“Can you help me find a winning sound system for the classroom?” was the briefing from a distributor who wanted to access the education audio market with active speakers.
Their in-house installation company used a sub-woofer with satellite speakers but the speakers were to be mounted either side of an interactive whiteboard so this was not the ideal solution. We had a photo of their sub-woofer and that of a competitor’s but not a lot more to go on.
The challenge was to design an active speakers system for interactive whiteboards that met the acoustic needs of an average classroom with only the minimum of customer input.

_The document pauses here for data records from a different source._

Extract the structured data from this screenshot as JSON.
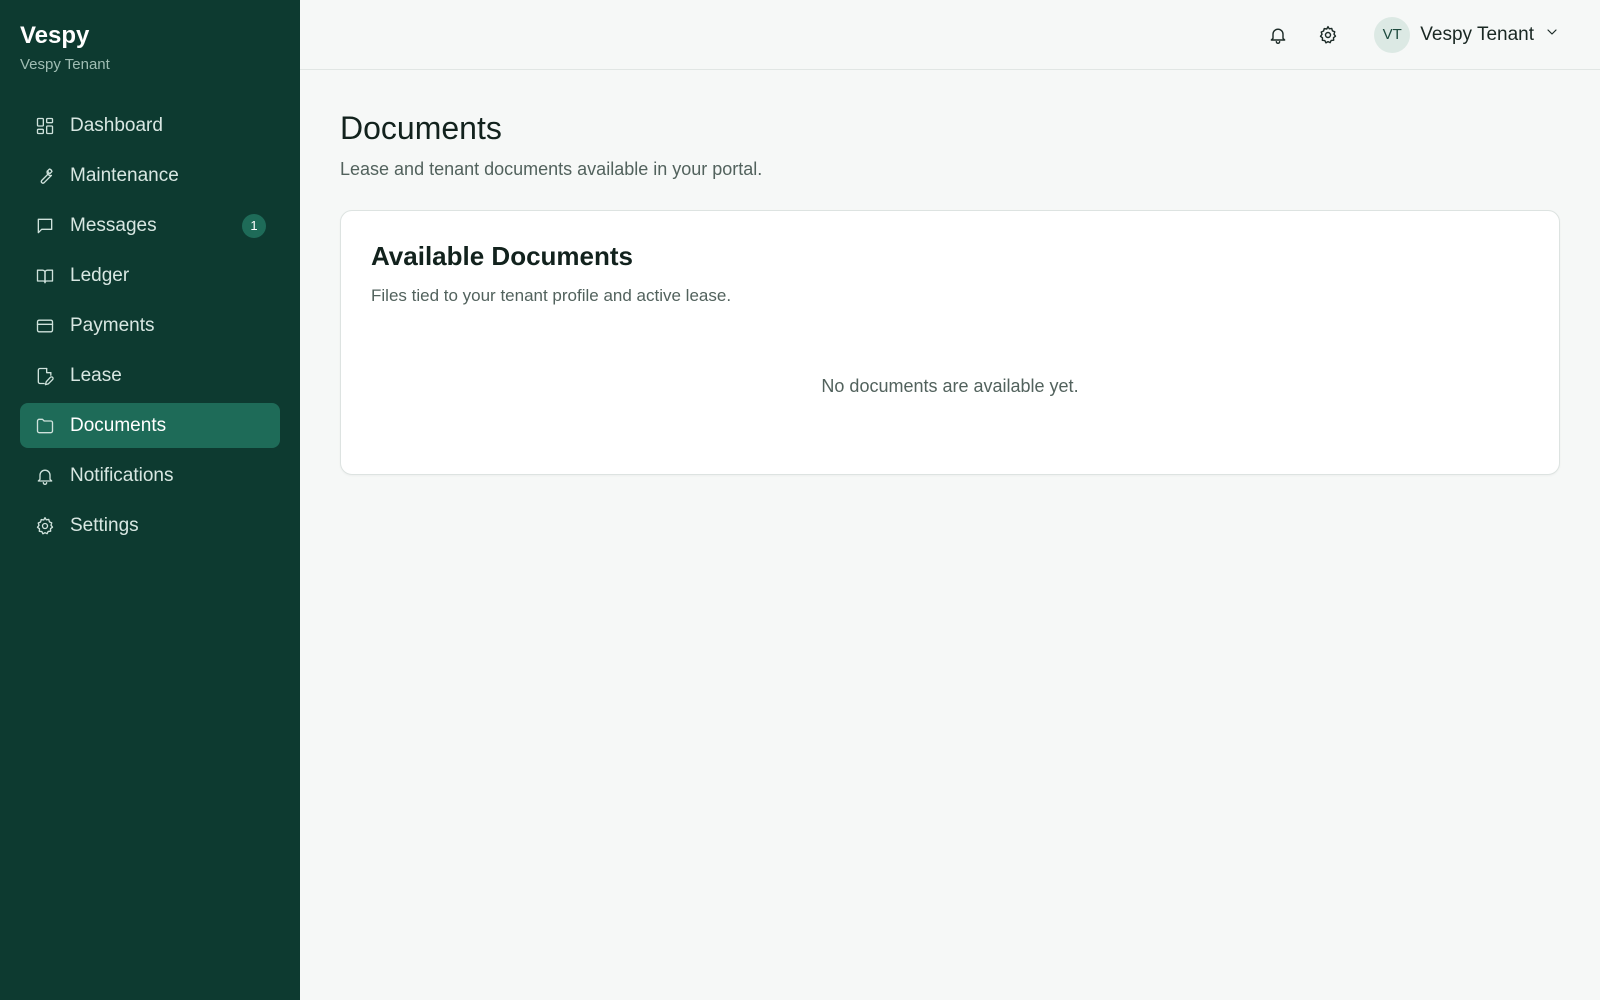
{
  "brand": {
    "title": "Vespy",
    "subtitle": "Vespy Tenant"
  },
  "sidebar": {
    "items": [
      {
        "label": "Dashboard",
        "icon": "dashboard-icon"
      },
      {
        "label": "Maintenance",
        "icon": "wrench-icon"
      },
      {
        "label": "Messages",
        "icon": "message-icon",
        "badge": "1"
      },
      {
        "label": "Ledger",
        "icon": "book-icon"
      },
      {
        "label": "Payments",
        "icon": "credit-card-icon"
      },
      {
        "label": "Lease",
        "icon": "file-edit-icon"
      },
      {
        "label": "Documents",
        "icon": "folder-icon",
        "active": true
      },
      {
        "label": "Notifications",
        "icon": "bell-icon"
      },
      {
        "label": "Settings",
        "icon": "gear-icon"
      }
    ]
  },
  "topbar": {
    "user_initials": "VT",
    "user_name": "Vespy Tenant"
  },
  "page": {
    "title": "Documents",
    "subtitle": "Lease and tenant documents available in your portal."
  },
  "card": {
    "title": "Available Documents",
    "subtitle": "Files tied to your tenant profile and active lease.",
    "empty_message": "No documents are available yet."
  },
  "colors": {
    "sidebar_bg": "#0d3a30",
    "active_item_bg": "#1e6b58",
    "page_bg": "#f6f8f7"
  }
}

We researched the acoustic qualities expected of an average UK classroom, which was not good being a 10 metre by 6 metre room often with concrete floor and walls with windows on one side and full of desks and children. The distance from the whiteboard to the rear of the class was typically 6 metres and average background noise level of around 60dB, mostly expected from the pupils. Research suggest that the signal to noise ratio needs to be at least 15dB above the general noise level. So we were looking to design an active speaker system that was loud enough to be heard, could amplify different sources from the teachers equipment and stand up to the “rough and tumble” of a classroom environment.
We approached several manufacturers to see if they had products that met our developing specification and the target price. We tried and tested two “off the shelf” models but the suppliers did not meet our standards for manufacture and one sample failed on extended testing and they were not suitable for the classroom. We had a favoured manufacturer in mind, they were relatively large which meant they would only be interested if the production volumes were high but they had the engineers and quality systems to get our new product into manufacture.
The design progressed with steel speaker grilles, special security wall brackets and a wired remote control so that the teacher could control the unit without climbing up a chair to adjust the volume. When we tested a prototype in an anechoic chamber the sound levels at the speaker at 1 metre were fine but at 6 metres the sound level was far far too low, were our calculations wrong?. Then it struck me that a classroom was nothing like a well designed anechoic room with sound absorbing walls. We found a room resembling a UK classroom with concrete floors, walls and ceiling of about the right dimensions. The result a resounding success and the choice of wood cabinet paid off with a better than expected sound quality.
Jennie Zheng is an author who writes articles for EdisAV makers of active speakers http://www.edisav.com/en/products/browse/4-active-speakers.html?sef=hc